Bill H918, entitled "Designation of Coastal Game Fish," was brought before the house by Rep. Paul Luebke (Durham) and Rep. Carolyn Justice (New Hanover). The bill is designed to end any sales of Red Drum or Speckled Sea Trout.

Avid coastal angler and Goldsboro native Ray Brown believes that fishermen interested in the management of the Red Drum and Speckled Trout fisheries should be aware of the current legislation.

"I encourage people to read the bill itself and draw their own conclusions," said Brown. "My personal opinion is that this bill is a good thing for two of our state's most-popular recreational species."

A full copy of the bill is available for review via the General Assembly's Web site.

The bill would make hook and line the only legal means of catching a Red Drum or Speckled Trout, and thus would remove gill nets as part of the Marine Fisheries Commission's conservation plan.

The Commission would be charged with the task of adopting any necessary rules to implement the bill. Also, the Commission would be responsible for making payments to commercial fishermen who's business practices are hurt by the legislation.

Commercial fishermen will be paid the average of their Speckled Trout and Red Drum sales over the last three years each summer until 2012. Additional compensation will be awarded in 2010 for the gear cost associated with the bill.

Money for those commercial payments will be taken out of the North Carolina Marine Resources Fund.

For several years, the Tar Heel state has provided a disproportionate amount of Red Drum sold commercially in the United States. In 2007, exactly 273,452 pounds of Red Drum were sold nation wide. Nearly 250,000 pounds came from North Carolina waters.

Approximately half of all (wild-caught) Speckled Trout sales are the result of catches by Tar Heel fishermen. The reason for the large discrepancy is due to several gulf coast states such as Texas, Alabama and Florida closing of the species commercial status.

"Other warm-weather states already have similar regulations regarding these two fish," said Brown. "Through research, those states decided the most profitable way to manage the Red Drum and the Speckled Trout was as recreational fish."

The Coastal Conservation Association is one of several organizations supporting the bill.
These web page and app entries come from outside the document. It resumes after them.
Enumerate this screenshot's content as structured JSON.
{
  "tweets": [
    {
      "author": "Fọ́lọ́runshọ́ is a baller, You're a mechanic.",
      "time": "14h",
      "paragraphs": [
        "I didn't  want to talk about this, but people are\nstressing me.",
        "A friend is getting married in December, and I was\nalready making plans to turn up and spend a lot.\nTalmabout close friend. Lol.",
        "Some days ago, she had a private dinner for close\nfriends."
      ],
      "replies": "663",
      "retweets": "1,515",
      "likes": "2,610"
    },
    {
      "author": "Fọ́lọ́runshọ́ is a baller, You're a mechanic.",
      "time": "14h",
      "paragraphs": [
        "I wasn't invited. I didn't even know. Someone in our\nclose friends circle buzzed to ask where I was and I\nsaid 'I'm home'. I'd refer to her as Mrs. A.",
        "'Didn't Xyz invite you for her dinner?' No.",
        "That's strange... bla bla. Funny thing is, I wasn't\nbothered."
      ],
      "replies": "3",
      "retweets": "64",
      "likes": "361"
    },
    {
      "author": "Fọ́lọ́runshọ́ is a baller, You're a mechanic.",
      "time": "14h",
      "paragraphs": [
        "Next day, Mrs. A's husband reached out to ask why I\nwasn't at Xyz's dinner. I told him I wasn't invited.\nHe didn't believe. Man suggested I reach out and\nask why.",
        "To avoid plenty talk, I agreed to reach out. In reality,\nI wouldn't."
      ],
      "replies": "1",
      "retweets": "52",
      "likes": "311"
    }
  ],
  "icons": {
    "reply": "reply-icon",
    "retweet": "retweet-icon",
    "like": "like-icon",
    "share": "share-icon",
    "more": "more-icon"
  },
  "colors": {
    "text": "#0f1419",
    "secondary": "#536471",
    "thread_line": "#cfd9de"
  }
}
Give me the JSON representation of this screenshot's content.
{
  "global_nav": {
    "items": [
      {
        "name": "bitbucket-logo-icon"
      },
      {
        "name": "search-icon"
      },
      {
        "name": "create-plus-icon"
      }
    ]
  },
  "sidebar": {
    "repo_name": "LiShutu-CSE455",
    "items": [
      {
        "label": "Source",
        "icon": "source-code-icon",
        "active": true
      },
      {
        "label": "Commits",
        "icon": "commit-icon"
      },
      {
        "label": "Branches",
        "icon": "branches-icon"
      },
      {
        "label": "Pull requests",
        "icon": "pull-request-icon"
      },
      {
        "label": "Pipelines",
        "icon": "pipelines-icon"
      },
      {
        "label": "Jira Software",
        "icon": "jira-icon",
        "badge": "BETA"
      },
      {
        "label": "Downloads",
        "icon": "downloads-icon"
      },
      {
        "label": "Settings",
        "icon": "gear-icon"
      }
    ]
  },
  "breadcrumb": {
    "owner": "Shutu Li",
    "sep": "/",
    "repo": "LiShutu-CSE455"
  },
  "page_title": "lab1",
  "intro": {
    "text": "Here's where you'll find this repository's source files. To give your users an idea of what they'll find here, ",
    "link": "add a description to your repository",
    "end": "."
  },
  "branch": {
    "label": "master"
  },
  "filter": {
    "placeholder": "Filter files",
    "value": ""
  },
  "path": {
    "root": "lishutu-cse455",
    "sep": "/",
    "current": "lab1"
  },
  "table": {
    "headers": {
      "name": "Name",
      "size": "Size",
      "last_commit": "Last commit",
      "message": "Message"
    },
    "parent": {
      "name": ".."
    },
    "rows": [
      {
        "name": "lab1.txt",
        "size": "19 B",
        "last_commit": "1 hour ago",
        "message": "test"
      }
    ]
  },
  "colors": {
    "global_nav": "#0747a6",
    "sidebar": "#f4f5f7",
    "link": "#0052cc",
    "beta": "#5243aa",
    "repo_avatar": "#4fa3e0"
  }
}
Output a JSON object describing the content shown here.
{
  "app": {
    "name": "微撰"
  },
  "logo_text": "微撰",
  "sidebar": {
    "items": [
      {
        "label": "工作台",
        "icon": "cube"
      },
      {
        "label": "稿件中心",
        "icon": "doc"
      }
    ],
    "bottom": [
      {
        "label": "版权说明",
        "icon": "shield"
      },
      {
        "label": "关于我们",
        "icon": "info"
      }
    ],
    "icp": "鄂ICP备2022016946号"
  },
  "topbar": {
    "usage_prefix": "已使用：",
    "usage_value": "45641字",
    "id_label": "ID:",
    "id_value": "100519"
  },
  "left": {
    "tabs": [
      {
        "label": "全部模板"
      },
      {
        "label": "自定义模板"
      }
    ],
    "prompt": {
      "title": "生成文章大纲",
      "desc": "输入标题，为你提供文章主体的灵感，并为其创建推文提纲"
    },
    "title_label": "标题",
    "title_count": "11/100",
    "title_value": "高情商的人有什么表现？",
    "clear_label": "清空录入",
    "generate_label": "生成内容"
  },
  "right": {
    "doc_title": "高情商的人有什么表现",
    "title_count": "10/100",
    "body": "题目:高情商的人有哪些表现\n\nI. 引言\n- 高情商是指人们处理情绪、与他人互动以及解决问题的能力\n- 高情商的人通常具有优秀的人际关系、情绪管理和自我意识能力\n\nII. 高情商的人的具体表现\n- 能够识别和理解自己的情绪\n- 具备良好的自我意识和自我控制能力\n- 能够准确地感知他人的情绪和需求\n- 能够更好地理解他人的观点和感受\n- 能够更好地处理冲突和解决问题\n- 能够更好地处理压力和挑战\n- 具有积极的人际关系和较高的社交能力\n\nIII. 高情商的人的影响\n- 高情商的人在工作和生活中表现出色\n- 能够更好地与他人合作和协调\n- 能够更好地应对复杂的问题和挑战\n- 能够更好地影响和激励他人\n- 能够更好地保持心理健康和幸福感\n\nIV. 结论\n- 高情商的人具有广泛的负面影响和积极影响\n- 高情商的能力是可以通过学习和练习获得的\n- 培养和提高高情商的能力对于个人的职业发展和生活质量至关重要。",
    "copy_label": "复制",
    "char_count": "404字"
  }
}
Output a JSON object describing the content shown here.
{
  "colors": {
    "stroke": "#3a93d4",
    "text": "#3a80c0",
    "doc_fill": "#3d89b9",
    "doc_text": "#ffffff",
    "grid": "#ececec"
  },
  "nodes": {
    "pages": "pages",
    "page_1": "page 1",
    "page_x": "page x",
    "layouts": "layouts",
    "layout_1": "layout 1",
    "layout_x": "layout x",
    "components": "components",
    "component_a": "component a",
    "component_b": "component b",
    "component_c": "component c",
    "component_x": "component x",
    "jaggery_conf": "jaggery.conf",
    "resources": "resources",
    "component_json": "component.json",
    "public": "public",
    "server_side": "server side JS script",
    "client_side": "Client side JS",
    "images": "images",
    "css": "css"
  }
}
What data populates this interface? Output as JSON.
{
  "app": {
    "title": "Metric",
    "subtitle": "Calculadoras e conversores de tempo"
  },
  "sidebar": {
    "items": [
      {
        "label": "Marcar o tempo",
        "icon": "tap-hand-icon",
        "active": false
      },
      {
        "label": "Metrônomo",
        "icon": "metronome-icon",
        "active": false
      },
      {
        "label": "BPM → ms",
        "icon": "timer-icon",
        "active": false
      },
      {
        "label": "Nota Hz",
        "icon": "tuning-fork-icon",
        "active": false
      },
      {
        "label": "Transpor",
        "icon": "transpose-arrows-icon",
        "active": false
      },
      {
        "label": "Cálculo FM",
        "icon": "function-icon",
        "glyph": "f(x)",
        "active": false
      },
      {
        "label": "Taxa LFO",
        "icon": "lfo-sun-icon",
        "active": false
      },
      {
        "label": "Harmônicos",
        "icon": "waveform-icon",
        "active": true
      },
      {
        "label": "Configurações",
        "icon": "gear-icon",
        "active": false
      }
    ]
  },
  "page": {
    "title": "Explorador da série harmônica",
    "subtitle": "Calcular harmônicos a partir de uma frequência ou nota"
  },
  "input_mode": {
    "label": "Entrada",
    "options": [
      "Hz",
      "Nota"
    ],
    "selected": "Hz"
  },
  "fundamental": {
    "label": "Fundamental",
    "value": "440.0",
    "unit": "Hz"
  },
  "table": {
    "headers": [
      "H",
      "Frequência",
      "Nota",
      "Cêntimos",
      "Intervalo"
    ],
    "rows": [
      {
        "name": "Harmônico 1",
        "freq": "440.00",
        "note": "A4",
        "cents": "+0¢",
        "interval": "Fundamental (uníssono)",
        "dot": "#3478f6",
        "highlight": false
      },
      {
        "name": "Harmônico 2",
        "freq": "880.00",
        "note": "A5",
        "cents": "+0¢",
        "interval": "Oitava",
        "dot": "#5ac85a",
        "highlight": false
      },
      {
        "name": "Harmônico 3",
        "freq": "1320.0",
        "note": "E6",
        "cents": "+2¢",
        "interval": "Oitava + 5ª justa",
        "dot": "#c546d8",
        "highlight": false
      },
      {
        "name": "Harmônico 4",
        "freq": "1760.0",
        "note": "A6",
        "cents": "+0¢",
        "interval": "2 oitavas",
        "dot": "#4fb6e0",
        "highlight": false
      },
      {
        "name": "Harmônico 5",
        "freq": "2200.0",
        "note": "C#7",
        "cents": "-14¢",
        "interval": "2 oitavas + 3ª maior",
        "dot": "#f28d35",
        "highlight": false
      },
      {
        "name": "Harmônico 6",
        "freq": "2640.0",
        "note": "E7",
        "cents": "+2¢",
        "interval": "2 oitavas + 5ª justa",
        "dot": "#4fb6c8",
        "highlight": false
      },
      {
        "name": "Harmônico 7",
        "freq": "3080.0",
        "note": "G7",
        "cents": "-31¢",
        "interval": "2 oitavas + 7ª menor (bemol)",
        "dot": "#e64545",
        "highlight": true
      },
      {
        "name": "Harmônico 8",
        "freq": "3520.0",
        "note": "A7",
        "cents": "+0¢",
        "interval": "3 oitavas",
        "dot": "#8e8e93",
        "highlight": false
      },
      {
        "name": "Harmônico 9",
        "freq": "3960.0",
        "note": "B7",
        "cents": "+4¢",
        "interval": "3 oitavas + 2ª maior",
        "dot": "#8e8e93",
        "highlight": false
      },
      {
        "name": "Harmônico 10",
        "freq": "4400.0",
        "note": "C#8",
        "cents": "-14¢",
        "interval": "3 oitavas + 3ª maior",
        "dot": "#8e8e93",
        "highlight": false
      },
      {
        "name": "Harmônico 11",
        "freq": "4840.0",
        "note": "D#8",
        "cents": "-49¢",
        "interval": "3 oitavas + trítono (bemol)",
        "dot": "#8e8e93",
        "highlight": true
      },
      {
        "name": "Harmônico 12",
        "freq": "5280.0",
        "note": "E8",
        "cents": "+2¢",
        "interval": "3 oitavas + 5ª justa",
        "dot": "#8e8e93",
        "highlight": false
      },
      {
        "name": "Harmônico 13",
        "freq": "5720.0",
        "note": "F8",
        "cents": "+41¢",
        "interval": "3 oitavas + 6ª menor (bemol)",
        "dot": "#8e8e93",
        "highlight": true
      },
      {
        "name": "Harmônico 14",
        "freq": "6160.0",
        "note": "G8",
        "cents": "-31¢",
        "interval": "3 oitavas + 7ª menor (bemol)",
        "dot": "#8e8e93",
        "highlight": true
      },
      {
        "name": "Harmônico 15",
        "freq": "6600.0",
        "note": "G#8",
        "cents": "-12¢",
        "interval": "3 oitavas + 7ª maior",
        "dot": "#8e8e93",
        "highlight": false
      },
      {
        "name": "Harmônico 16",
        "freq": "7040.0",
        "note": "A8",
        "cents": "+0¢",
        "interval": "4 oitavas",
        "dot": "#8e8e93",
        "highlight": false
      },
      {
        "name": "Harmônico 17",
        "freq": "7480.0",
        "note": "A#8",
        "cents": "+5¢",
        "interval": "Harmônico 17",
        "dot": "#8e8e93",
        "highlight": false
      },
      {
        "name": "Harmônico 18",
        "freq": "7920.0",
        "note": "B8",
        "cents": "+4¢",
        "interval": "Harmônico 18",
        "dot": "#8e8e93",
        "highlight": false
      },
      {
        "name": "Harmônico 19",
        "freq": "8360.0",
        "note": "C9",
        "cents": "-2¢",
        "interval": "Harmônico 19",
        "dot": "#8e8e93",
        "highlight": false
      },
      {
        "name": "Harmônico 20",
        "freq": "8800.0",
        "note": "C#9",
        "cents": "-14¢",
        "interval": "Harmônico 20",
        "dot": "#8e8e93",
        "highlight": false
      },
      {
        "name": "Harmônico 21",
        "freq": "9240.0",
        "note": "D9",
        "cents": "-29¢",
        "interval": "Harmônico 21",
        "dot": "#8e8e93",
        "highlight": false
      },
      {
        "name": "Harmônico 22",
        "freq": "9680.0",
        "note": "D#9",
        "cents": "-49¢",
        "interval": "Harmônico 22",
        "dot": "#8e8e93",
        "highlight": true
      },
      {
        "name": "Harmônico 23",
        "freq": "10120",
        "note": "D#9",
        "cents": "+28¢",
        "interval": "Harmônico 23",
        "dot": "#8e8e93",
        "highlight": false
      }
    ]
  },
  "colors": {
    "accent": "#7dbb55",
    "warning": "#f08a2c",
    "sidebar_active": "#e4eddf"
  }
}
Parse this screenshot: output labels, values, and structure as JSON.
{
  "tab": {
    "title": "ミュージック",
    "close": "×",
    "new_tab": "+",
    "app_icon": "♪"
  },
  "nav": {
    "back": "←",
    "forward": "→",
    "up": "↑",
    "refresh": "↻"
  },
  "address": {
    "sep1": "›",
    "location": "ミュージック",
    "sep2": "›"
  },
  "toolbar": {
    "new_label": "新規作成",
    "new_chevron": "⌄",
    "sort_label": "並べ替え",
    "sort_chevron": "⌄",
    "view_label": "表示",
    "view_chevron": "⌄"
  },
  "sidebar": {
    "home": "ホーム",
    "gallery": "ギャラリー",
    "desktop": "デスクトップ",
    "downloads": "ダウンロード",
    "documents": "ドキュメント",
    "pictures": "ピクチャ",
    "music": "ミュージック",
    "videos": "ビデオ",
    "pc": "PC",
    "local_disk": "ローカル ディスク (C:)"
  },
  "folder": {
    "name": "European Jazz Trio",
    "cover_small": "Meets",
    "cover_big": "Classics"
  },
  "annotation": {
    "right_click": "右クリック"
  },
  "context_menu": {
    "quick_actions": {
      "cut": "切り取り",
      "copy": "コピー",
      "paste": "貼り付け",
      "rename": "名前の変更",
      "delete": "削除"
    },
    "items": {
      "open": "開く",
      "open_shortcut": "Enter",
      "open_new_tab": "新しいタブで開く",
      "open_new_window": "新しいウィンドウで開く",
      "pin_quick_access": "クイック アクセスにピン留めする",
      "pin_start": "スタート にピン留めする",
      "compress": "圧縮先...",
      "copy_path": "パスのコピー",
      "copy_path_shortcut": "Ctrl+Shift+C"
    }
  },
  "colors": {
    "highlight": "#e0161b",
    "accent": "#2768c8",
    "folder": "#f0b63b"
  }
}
According to CCA statistics, Red Drum and Speckled Trout account for one percent of North Carolina's total commercial fishery.

Anglers in the News-Argus readership area can contact their local legislators to support or oppose the bill. Efton Sager can be reached at (919) 733-5755 or via email at Efton.Sager@ncleg.net. Van Braxton can be contacted by telephone at (919) 715-3017 or by email at Van.Braxton@ncleg.net. Larry Bell can be reached at (919) 733-5863 or by email at Larry.Bell@ncleg.net.